Therapy has helped me become more attentive to the physical symptoms of emotions. So I know, for example, that there’s a certain kind of mental pain – one I associate with sadness, or hurt, or grief – that is accompanied by a sharp needle like pain that every now and then shoots through the tips of my fingers and a more steady ache in the roof of my mouth.
When I am tired of these sensations there are various remedies that alleviate them: lorazepam, alcohol, dancing, and writing this blog are my most favored methods. Writing is the one I employ the most and lorazepam is the one I employ the least. Dancing is definitely the most effective (it doesn’t work, unfortunately, if I just get up and dance around in my sitting room; I have to actually go to a class), and I think the high lasts the longest. Alcohol is probably the least effective. Lorazepam is effective but in a deadening kind of way.
Writing this blog is the pain relief method I find most mysterious.
If dancing is enlivening, drinking is relaxing, and Lorazepam is numbing, writing this blog bestows, albeit briefly, a feeling of connectedness. It’s effective, often, when I’m feeling lonely; as with exercise or drinking, the good feeling only lasts so long. Usually when I write a post, I get a heady rush when I post it and when I look at the statistics page and see that people are reading it; the high fades, gradually, as the satisfaction of writing the post recedes from my memory and as I see fewer and fewer people going to the site to read it. So then I have to write another. And another.
You get the idea.
Another more obvious strategy for alleviating melancholy and bestowing a sense of connectedness, one I think of as the Humean method, is spending time with other people. I’m not dating anyone but I’m making a deliberate effort to be merry with friends. I go out; I entertain at home; and I make liberal use of the wide range of communication methods that the digital age affords.
The times when I write here are when I long for a sense of connection, and feel that I’ve exhausted all my other options: I’ve emailed, I’ve texted, I’ve cuddled my children.
Although I, to state the bleeding obvious, have a strong impulse towards disclosure, I understand and respect that this impulse is not universal. And, indeed, maybe it is sometimes an impulse that would be better resisted than indulged. Or maybe it’s a matter of temperament or etiquette. I suspect many people think it’s an imposition to tell someone else when they feel sad, and maybe some people do feel burdened when a sad friend confides in them.
Speaking for myself, I feel deeply flattered when someone chooses to share something painful and intimate with me. Also—and maybe this doesn’t reflect too well on me—it’s not that I’m happy to discover that my friends are sad, but I do find it enormously reassuring to discover that others are struggling too. I think that’s why I love Samuel Johnson’s Rasselas more and more the older I get: because it attests to the universality of melancholy.

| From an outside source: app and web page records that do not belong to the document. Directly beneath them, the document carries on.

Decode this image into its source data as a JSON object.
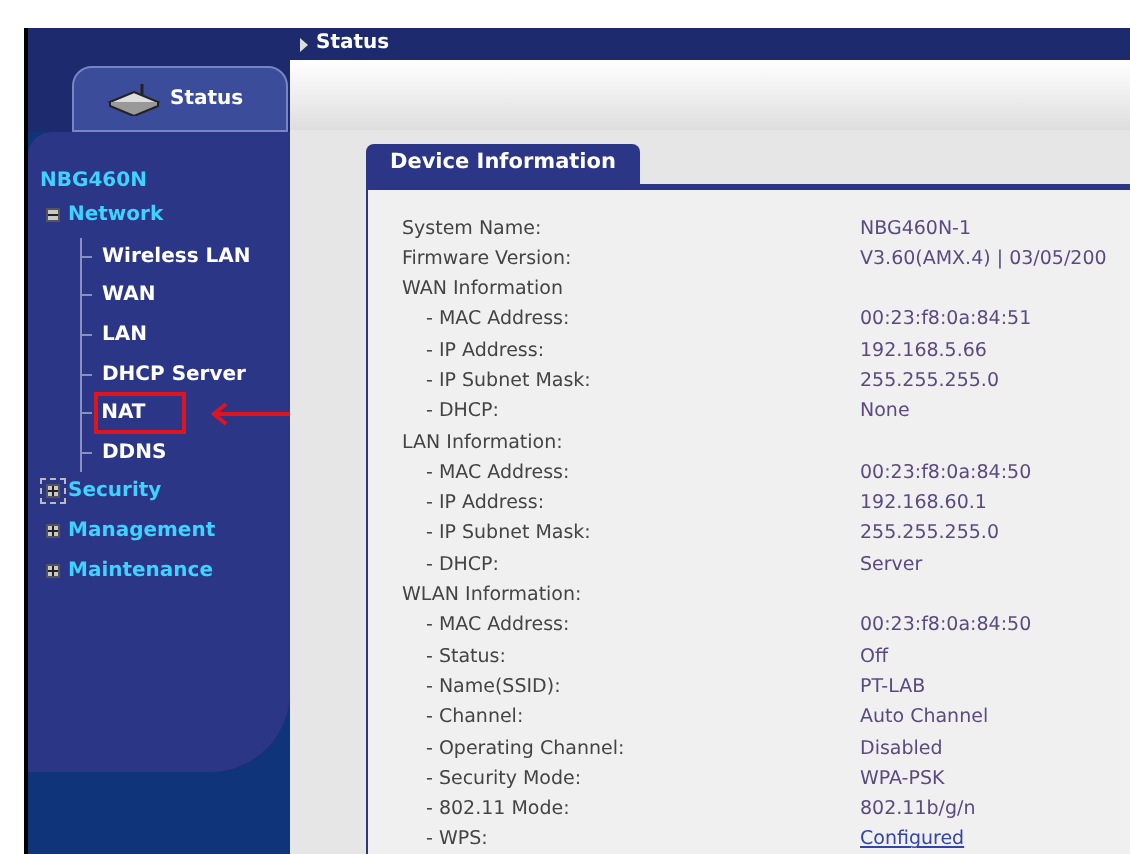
{
  "top_bar": {
    "title": "Status"
  },
  "sidebar": {
    "tab": {
      "label": "Status",
      "selected": true
    },
    "device": "NBG460N",
    "items": [
      {
        "label": "Network",
        "expanded": true,
        "children": [
          {
            "label": "Wireless LAN",
            "highlighted": false
          },
          {
            "label": "WAN",
            "highlighted": false
          },
          {
            "label": "LAN",
            "highlighted": false
          },
          {
            "label": "DHCP Server",
            "highlighted": false
          },
          {
            "label": "NAT",
            "highlighted": true
          },
          {
            "label": "DDNS",
            "highlighted": false
          }
        ]
      },
      {
        "label": "Security",
        "expanded": false,
        "focused": true
      },
      {
        "label": "Management",
        "expanded": false,
        "focused": false
      },
      {
        "label": "Maintenance",
        "expanded": false,
        "focused": false
      }
    ]
  },
  "panel": {
    "tab": "Device Information",
    "rows": [
      {
        "label": "System Name:",
        "value": "NBG460N-1",
        "indent": false
      },
      {
        "label": "Firmware Version:",
        "value": "V3.60(AMX.4) | 03/05/200",
        "indent": false
      },
      {
        "label": "WAN Information",
        "indent": false
      },
      {
        "label": "- MAC Address:",
        "value": "00:23:f8:0a:84:51",
        "indent": true
      },
      {
        "label": "- IP Address:",
        "value": "192.168.5.66",
        "indent": true
      },
      {
        "label": "- IP Subnet Mask:",
        "value": "255.255.255.0",
        "indent": true
      },
      {
        "label": "- DHCP:",
        "value": "None",
        "indent": true
      },
      {
        "label": "LAN Information:",
        "indent": false
      },
      {
        "label": "- MAC Address:",
        "value": "00:23:f8:0a:84:50",
        "indent": true
      },
      {
        "label": "- IP Address:",
        "value": "192.168.60.1",
        "indent": true
      },
      {
        "label": "- IP Subnet Mask:",
        "value": "255.255.255.0",
        "indent": true
      },
      {
        "label": "- DHCP:",
        "value": "Server",
        "indent": true
      },
      {
        "label": "WLAN Information:",
        "indent": false
      },
      {
        "label": "- MAC Address:",
        "value": "00:23:f8:0a:84:50",
        "indent": true
      },
      {
        "label": "- Status:",
        "value": "Off",
        "indent": true
      },
      {
        "label": "- Name(SSID):",
        "value": "PT-LAB",
        "indent": true
      },
      {
        "label": "- Channel:",
        "value": "Auto Channel",
        "indent": true
      },
      {
        "label": "- Operating Channel:",
        "value": "Disabled",
        "indent": true
      },
      {
        "label": "- Security Mode:",
        "value": "WPA-PSK",
        "indent": true
      },
      {
        "label": "- 802.11 Mode:",
        "value": "802.11b/g/n",
        "indent": true
      },
      {
        "label": "- WPS:",
        "value": "Configured",
        "indent": true,
        "link": true
      }
    ]
  }
}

But maybe this feeling of relief in bearing witness to others’ troubles is less a general truth of human nature than a particular trait of mine. In grad school I worked for a counseling hotline; it was run by the university and aimed at grad students, and, honestly, we didn’t get that many calls. I must have only talked to a handful of people the whole time I volunteered there. But there was one regular caller, not a grad student, a middle aged woman not connected to the university, who called every night without fail. It clearly meant a lot to her that she could call us every night and that someone would be there, night after night, simply to listen without judgment.
I don’t think there is really a talking “cure”; I believe, with Johnson, that melancholy is here to stay; but I also believe, with Johnson, that (both literally and figuratively) you can’t take it lying down. That would be like sleeping with the enemy. No, as Johnson says, melancholy “shrinks from communication”; this blog avows my faith that disclosure may keep it at bay.
But just as, earlier today, my son was all out of tears, I find myself, now, all out of words. Neither woman nor duck-rabbit cannot live by words alone. And in support of that maxim, I’m now, finally, going to pick my arse off the sofa and go running.
2 thoughts on “Day 115: at bay”
I like that running made it into the post…for me, at least, writing and running have been very interconnected…so, running is when I think about writing (though not the other way around!). And I think that running, and dancing, and writing might not keep feelings “at bay” so much as actually process them.
perhaps perversely, EHA, I want to disagree: on the one hand, yes, writing directly about painful experiences is, for me, definitely a way of processing them. But running and dancing feel WAY more like drinking to me than like writing. Running and dancing are both ways, for me, of overloading my body with physical sensations that paralyze my capacity to think. Not thinking can be such a relief.